***** Records *****

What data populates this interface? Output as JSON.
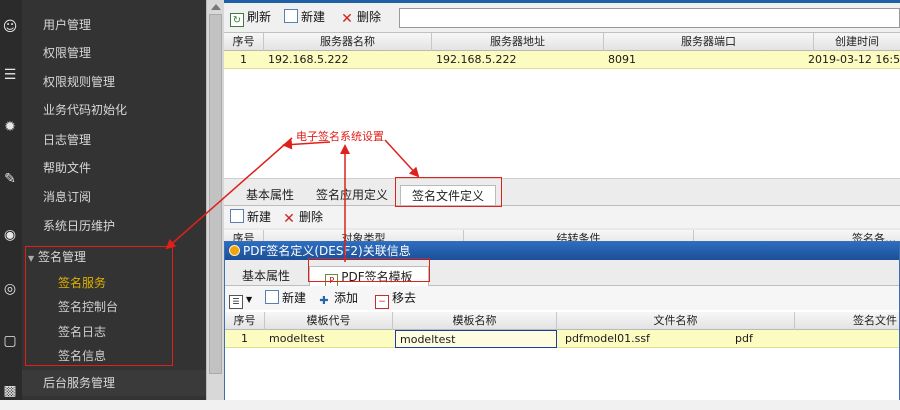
{
  "sidebar": {
    "items": [
      {
        "label": "用户管理",
        "kind": "item"
      },
      {
        "label": "权限管理",
        "kind": "item"
      },
      {
        "label": "权限规则管理",
        "kind": "item"
      },
      {
        "label": "业务代码初始化",
        "kind": "item"
      },
      {
        "label": "日志管理",
        "kind": "item"
      },
      {
        "label": "帮助文件",
        "kind": "item"
      },
      {
        "label": "消息订阅",
        "kind": "item"
      },
      {
        "label": "系统日历维护",
        "kind": "item"
      },
      {
        "label": "签名管理",
        "kind": "group",
        "expanded": true
      },
      {
        "label": "签名服务",
        "kind": "sub",
        "selected": true
      },
      {
        "label": "签名控制台",
        "kind": "sub"
      },
      {
        "label": "签名日志",
        "kind": "sub"
      },
      {
        "label": "签名信息",
        "kind": "sub"
      },
      {
        "label": "后台服务管理",
        "kind": "item"
      }
    ]
  },
  "toolbar": {
    "refresh_label": "刷新",
    "new_label": "新建",
    "delete_label": "删除",
    "search_value": ""
  },
  "server_grid": {
    "columns": [
      "序号",
      "服务器名称",
      "服务器地址",
      "服务器端口",
      "创建时间"
    ],
    "rows": [
      [
        "1",
        "192.168.5.222",
        "192.168.5.222",
        "8091",
        "2019-03-12 16:5"
      ]
    ]
  },
  "lower_tabs": {
    "tabs": [
      {
        "label": "基本属性",
        "active": false
      },
      {
        "label": "签名应用定义",
        "active": false
      },
      {
        "label": "签名文件定义",
        "active": true
      }
    ],
    "new_label": "新建",
    "delete_label": "删除",
    "grid_columns_partial": [
      "序号",
      "对象类型",
      "结转条件",
      "签名各…"
    ]
  },
  "dialog": {
    "title": "PDF签名定义(DESF2)关联信息",
    "tabs": [
      {
        "label": "基本属性",
        "active": false
      },
      {
        "label": "PDF签名模板",
        "active": true
      }
    ],
    "toolbar": {
      "new_label": "新建",
      "add_label": "添加",
      "remove_label": "移去"
    },
    "grid": {
      "columns": [
        "序号",
        "模板代号",
        "模板名称",
        "文件名称",
        "签名文件"
      ],
      "rows": [
        [
          "1",
          "modeltest",
          "modeltest",
          "pdfmodel01.ssf",
          "pdf"
        ]
      ]
    }
  },
  "annotation": {
    "text": "电子签名系统设置",
    "color": "#e0201a"
  },
  "colors": {
    "sidebar_bg": "#333333",
    "selected_row": "#fdfcc0",
    "accent_blue": "#1f5fa5",
    "highlight_text": "#e0b000"
  }
}
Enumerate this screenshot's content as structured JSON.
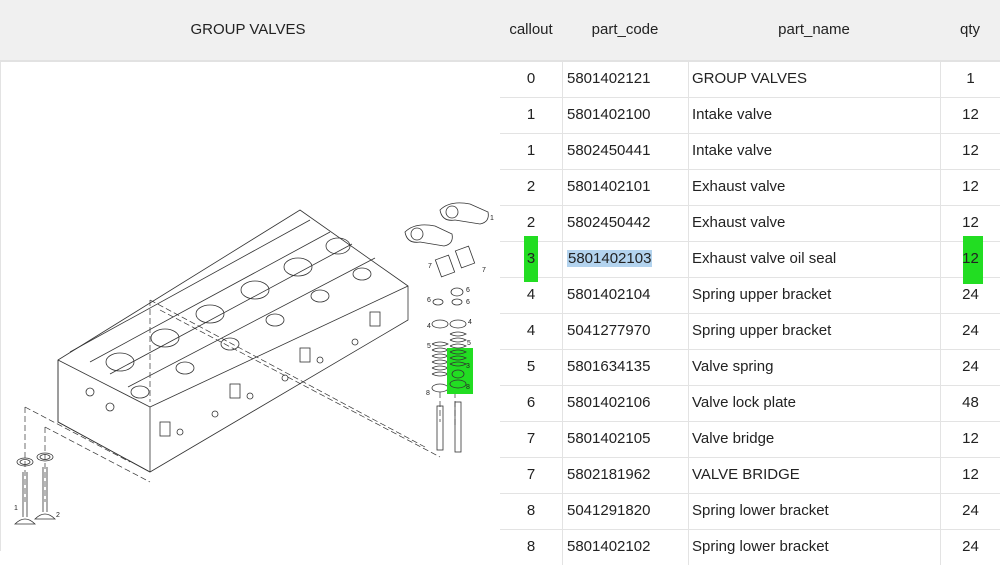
{
  "header": {
    "title": "GROUP VALVES",
    "columns": [
      "callout",
      "part_code",
      "part_name",
      "qty"
    ]
  },
  "diagram": {
    "callouts": [
      "1",
      "2",
      "3",
      "4",
      "5",
      "6",
      "7",
      "8"
    ],
    "highlight_color": "#22dd22"
  },
  "rows": [
    {
      "callout": "0",
      "part_code": "5801402121",
      "part_name": "GROUP VALVES",
      "qty": "1"
    },
    {
      "callout": "1",
      "part_code": "5801402100",
      "part_name": "Intake valve",
      "qty": "12"
    },
    {
      "callout": "1",
      "part_code": "5802450441",
      "part_name": "Intake valve",
      "qty": "12"
    },
    {
      "callout": "2",
      "part_code": "5801402101",
      "part_name": "Exhaust valve",
      "qty": "12"
    },
    {
      "callout": "2",
      "part_code": "5802450442",
      "part_name": "Exhaust valve",
      "qty": "12"
    },
    {
      "callout": "3",
      "part_code": "5801402103",
      "part_name": "Exhaust valve oil seal",
      "qty": "12",
      "highlighted": true
    },
    {
      "callout": "4",
      "part_code": "5801402104",
      "part_name": "Spring upper bracket",
      "qty": "24"
    },
    {
      "callout": "4",
      "part_code": "5041277970",
      "part_name": "Spring upper bracket",
      "qty": "24"
    },
    {
      "callout": "5",
      "part_code": "5801634135",
      "part_name": "Valve spring",
      "qty": "24"
    },
    {
      "callout": "6",
      "part_code": "5801402106",
      "part_name": "Valve lock plate",
      "qty": "48"
    },
    {
      "callout": "7",
      "part_code": "5801402105",
      "part_name": "Valve bridge",
      "qty": "12"
    },
    {
      "callout": "7",
      "part_code": "5802181962",
      "part_name": "VALVE BRIDGE",
      "qty": "12"
    },
    {
      "callout": "8",
      "part_code": "5041291820",
      "part_name": "Spring lower bracket",
      "qty": "24"
    },
    {
      "callout": "8",
      "part_code": "5801402102",
      "part_name": "Spring lower bracket",
      "qty": "24"
    }
  ]
}
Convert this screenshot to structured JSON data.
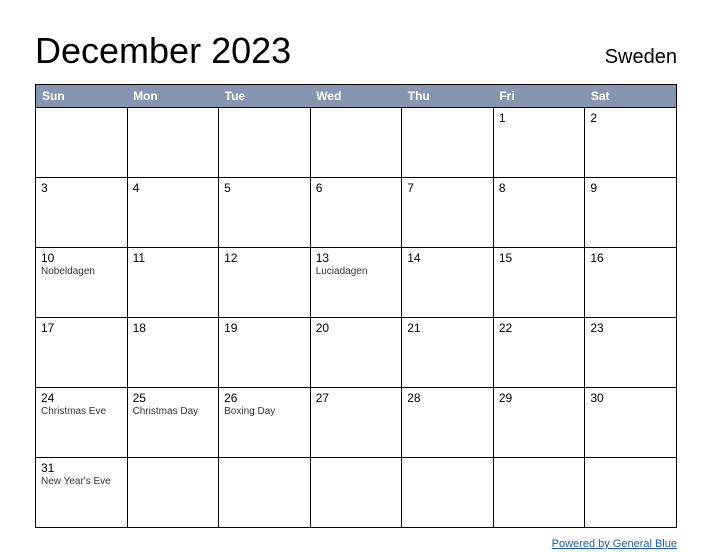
{
  "title": "December 2023",
  "country": "Sweden",
  "weekdays": [
    "Sun",
    "Mon",
    "Tue",
    "Wed",
    "Thu",
    "Fri",
    "Sat"
  ],
  "weeks": [
    [
      {
        "day": "",
        "event": ""
      },
      {
        "day": "",
        "event": ""
      },
      {
        "day": "",
        "event": ""
      },
      {
        "day": "",
        "event": ""
      },
      {
        "day": "",
        "event": ""
      },
      {
        "day": "1",
        "event": ""
      },
      {
        "day": "2",
        "event": ""
      }
    ],
    [
      {
        "day": "3",
        "event": ""
      },
      {
        "day": "4",
        "event": ""
      },
      {
        "day": "5",
        "event": ""
      },
      {
        "day": "6",
        "event": ""
      },
      {
        "day": "7",
        "event": ""
      },
      {
        "day": "8",
        "event": ""
      },
      {
        "day": "9",
        "event": ""
      }
    ],
    [
      {
        "day": "10",
        "event": "Nobeldagen"
      },
      {
        "day": "11",
        "event": ""
      },
      {
        "day": "12",
        "event": ""
      },
      {
        "day": "13",
        "event": "Luciadagen"
      },
      {
        "day": "14",
        "event": ""
      },
      {
        "day": "15",
        "event": ""
      },
      {
        "day": "16",
        "event": ""
      }
    ],
    [
      {
        "day": "17",
        "event": ""
      },
      {
        "day": "18",
        "event": ""
      },
      {
        "day": "19",
        "event": ""
      },
      {
        "day": "20",
        "event": ""
      },
      {
        "day": "21",
        "event": ""
      },
      {
        "day": "22",
        "event": ""
      },
      {
        "day": "23",
        "event": ""
      }
    ],
    [
      {
        "day": "24",
        "event": "Christmas Eve"
      },
      {
        "day": "25",
        "event": "Christmas Day"
      },
      {
        "day": "26",
        "event": "Boxing Day"
      },
      {
        "day": "27",
        "event": ""
      },
      {
        "day": "28",
        "event": ""
      },
      {
        "day": "29",
        "event": ""
      },
      {
        "day": "30",
        "event": ""
      }
    ],
    [
      {
        "day": "31",
        "event": "New Year's Eve"
      },
      {
        "day": "",
        "event": ""
      },
      {
        "day": "",
        "event": ""
      },
      {
        "day": "",
        "event": ""
      },
      {
        "day": "",
        "event": ""
      },
      {
        "day": "",
        "event": ""
      },
      {
        "day": "",
        "event": ""
      }
    ]
  ],
  "credit": "Powered by General Blue"
}
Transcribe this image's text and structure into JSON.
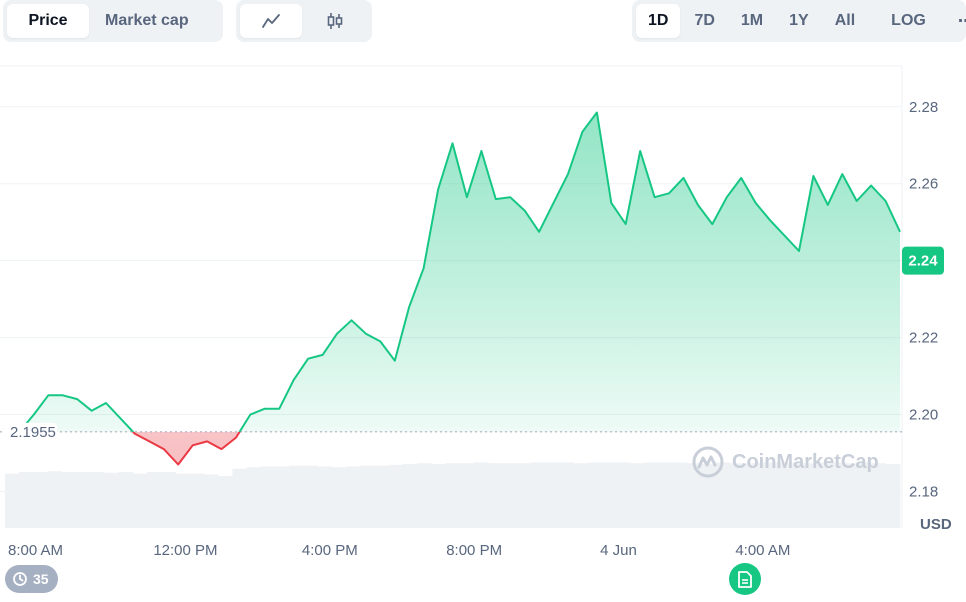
{
  "toolbar": {
    "type_tabs": [
      "Price",
      "Market cap"
    ],
    "style_icons": [
      "line-chart-icon",
      "candlestick-icon"
    ],
    "ranges": [
      "1D",
      "7D",
      "1M",
      "1Y",
      "All",
      "LOG"
    ],
    "more": "⋯",
    "selected_range": "1D",
    "selected_type": "Price",
    "selected_style": "line-chart-icon"
  },
  "watermark": "CoinMarketCap",
  "history_badge": "35",
  "colors": {
    "up": "#16c784",
    "down": "#ea3943",
    "grid": "#eff2f5",
    "volume": "#eff2f5"
  },
  "chart_data": {
    "type": "area",
    "x_tick_labels": [
      "8:00 AM",
      "12:00 PM",
      "4:00 PM",
      "8:00 PM",
      "4 Jun",
      "4:00 AM"
    ],
    "y_ticks": [
      2.18,
      2.2,
      2.22,
      2.24,
      2.26,
      2.28
    ],
    "y_unit_label": "USD",
    "ylim": [
      2.1705,
      2.2906
    ],
    "baseline": 2.1955,
    "baseline_label": "2.1955",
    "current_price": 2.24,
    "current_label": "2.24",
    "x": [
      0.0,
      0.4,
      0.8,
      1.2,
      1.6,
      2.0,
      2.4,
      2.8,
      3.2,
      3.6,
      4.0,
      4.4,
      4.8,
      5.2,
      5.6,
      6.0,
      6.4,
      6.8,
      7.2,
      7.6,
      8.0,
      8.4,
      8.8,
      9.2,
      9.6,
      10.0,
      10.4,
      10.8,
      11.2,
      11.6,
      12.0,
      12.4,
      12.8,
      13.2,
      13.6,
      14.0,
      14.4,
      14.8,
      15.2,
      15.6,
      16.0,
      16.4,
      16.8,
      17.2,
      17.6,
      18.0,
      18.4,
      18.8,
      19.2,
      19.6,
      20.0,
      20.4,
      20.8,
      21.2,
      21.6,
      22.0,
      22.4,
      22.8,
      23.2,
      23.6,
      24.0,
      24.4,
      24.8
    ],
    "y": [
      2.1965,
      2.1955,
      2.2,
      2.205,
      2.205,
      2.204,
      2.201,
      2.203,
      2.199,
      2.195,
      2.193,
      2.191,
      2.187,
      2.192,
      2.193,
      2.191,
      2.194,
      2.2,
      2.2015,
      2.2015,
      2.209,
      2.2145,
      2.2155,
      2.221,
      2.2245,
      2.221,
      2.219,
      2.214,
      2.228,
      2.238,
      2.2585,
      2.2705,
      2.2565,
      2.2685,
      2.256,
      2.2565,
      2.253,
      2.2475,
      2.255,
      2.2625,
      2.2735,
      2.2785,
      2.255,
      2.2495,
      2.2685,
      2.2565,
      2.2575,
      2.2615,
      2.2545,
      2.2495,
      2.2565,
      2.2615,
      2.255,
      2.2505,
      2.2465,
      2.2425,
      2.262,
      2.2545,
      2.2625,
      2.2555,
      2.2595,
      2.2555,
      2.2475
    ],
    "volume": [
      0.68,
      0.7,
      0.7,
      0.71,
      0.7,
      0.7,
      0.7,
      0.69,
      0.7,
      0.68,
      0.7,
      0.7,
      0.68,
      0.68,
      0.67,
      0.65,
      0.74,
      0.76,
      0.77,
      0.77,
      0.78,
      0.78,
      0.77,
      0.76,
      0.77,
      0.78,
      0.78,
      0.79,
      0.8,
      0.81,
      0.8,
      0.81,
      0.81,
      0.82,
      0.81,
      0.81,
      0.81,
      0.82,
      0.82,
      0.82,
      0.81,
      0.82,
      0.82,
      0.82,
      0.81,
      0.82,
      0.82,
      0.82,
      0.81,
      0.8,
      0.82,
      0.81,
      0.81,
      0.82,
      0.82,
      0.82,
      0.81,
      0.82,
      0.82,
      0.81,
      0.82,
      0.81,
      0.8
    ],
    "grid": true
  }
}
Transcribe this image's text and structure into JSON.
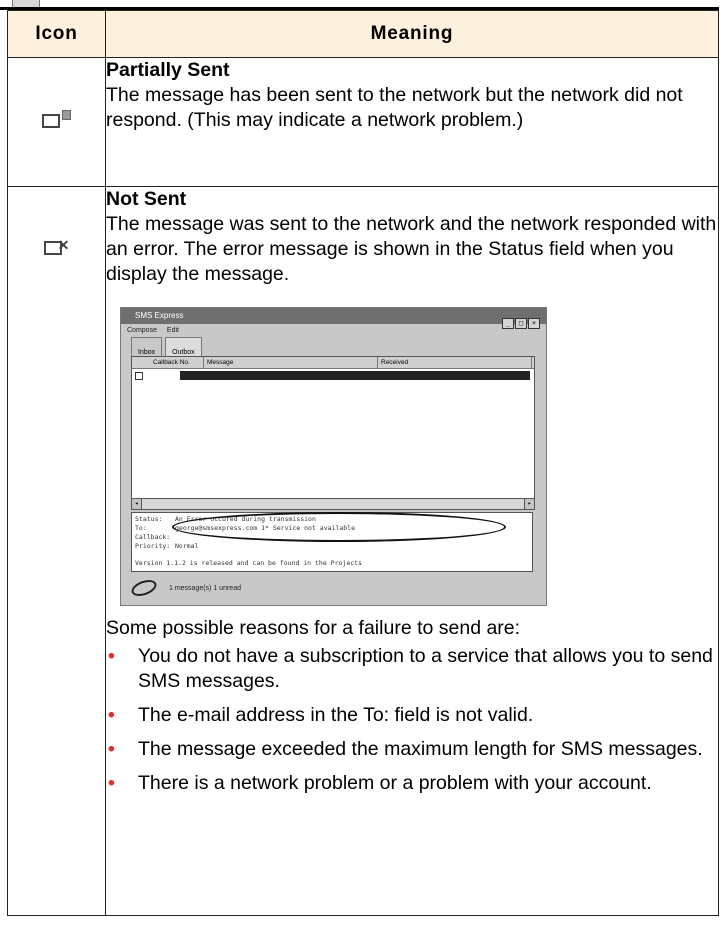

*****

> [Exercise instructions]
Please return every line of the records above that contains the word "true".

> [Output]
        "expanded": true
        "selected": true
        "active": true
        "active": true
      "highlighted": true
    "grid": true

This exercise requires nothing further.